*ABOUT THIS TASK:* Write out the data that follows. Keep every character unchanged.

[Dataset entries]
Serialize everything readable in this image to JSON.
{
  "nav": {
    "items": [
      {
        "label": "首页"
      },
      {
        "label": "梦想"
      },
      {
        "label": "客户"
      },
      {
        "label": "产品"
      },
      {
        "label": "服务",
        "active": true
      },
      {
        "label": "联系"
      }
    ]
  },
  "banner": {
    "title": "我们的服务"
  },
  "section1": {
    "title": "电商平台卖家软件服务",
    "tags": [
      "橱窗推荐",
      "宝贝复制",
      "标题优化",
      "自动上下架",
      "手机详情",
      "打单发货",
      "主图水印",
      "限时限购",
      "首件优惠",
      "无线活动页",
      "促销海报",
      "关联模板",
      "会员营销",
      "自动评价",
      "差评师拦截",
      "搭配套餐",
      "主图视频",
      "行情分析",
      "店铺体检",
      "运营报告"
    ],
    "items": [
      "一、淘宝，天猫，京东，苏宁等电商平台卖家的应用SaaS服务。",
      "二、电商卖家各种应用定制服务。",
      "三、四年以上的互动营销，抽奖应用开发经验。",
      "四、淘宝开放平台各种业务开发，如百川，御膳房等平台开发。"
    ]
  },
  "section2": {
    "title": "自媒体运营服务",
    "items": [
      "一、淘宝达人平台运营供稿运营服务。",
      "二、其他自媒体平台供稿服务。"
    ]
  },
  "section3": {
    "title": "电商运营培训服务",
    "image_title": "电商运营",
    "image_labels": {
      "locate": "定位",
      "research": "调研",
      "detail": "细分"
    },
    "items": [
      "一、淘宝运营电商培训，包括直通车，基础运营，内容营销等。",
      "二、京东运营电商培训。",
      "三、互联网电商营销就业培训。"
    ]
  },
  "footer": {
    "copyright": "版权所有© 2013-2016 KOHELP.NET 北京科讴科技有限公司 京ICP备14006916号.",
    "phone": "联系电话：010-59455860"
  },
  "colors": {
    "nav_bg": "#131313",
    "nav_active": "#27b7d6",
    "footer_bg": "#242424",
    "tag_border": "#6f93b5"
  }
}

*RESULT:*
Serialize everything readable in this image to JSON.
{
  "nav": {
    "items": [
      {
        "label": "首页"
      },
      {
        "label": "梦想"
      },
      {
        "label": "客户"
      },
      {
        "label": "产品"
      },
      {
        "label": "服务",
        "active": true
      },
      {
        "label": "联系"
      }
    ]
  },
  "banner": {
    "title": "我们的服务"
  },
  "section1": {
    "title": "电商平台卖家软件服务",
    "tags": [
      "橱窗推荐",
      "宝贝复制",
      "标题优化",
      "自动上下架",
      "手机详情",
      "打单发货",
      "主图水印",
      "限时限购",
      "首件优惠",
      "无线活动页",
      "促销海报",
      "关联模板",
      "会员营销",
      "自动评价",
      "差评师拦截",
      "搭配套餐",
      "主图视频",
      "行情分析",
      "店铺体检",
      "运营报告"
    ],
    "items": [
      "一、淘宝，天猫，京东，苏宁等电商平台卖家的应用SaaS服务。",
      "二、电商卖家各种应用定制服务。",
      "三、四年以上的互动营销，抽奖应用开发经验。",
      "四、淘宝开放平台各种业务开发，如百川，御膳房等平台开发。"
    ]
  },
  "section2": {
    "title": "自媒体运营服务",
    "items": [
      "一、淘宝达人平台运营供稿运营服务。",
      "二、其他自媒体平台供稿服务。"
    ]
  },
  "section3": {
    "title": "电商运营培训服务",
    "image_title": "电商运营",
    "image_labels": {
      "locate": "定位",
      "research": "调研",
      "detail": "细分"
    },
    "items": [
      "一、淘宝运营电商培训，包括直通车，基础运营，内容营销等。",
      "二、京东运营电商培训。",
      "三、互联网电商营销就业培训。"
    ]
  },
  "footer": {
    "copyright": "版权所有© 2013-2016 KOHELP.NET 北京科讴科技有限公司 京ICP备14006916号.",
    "phone": "联系电话：010-59455860"
  },
  "colors": {
    "nav_bg": "#131313",
    "nav_active": "#27b7d6",
    "footer_bg": "#242424",
    "tag_border": "#6f93b5"
  }
}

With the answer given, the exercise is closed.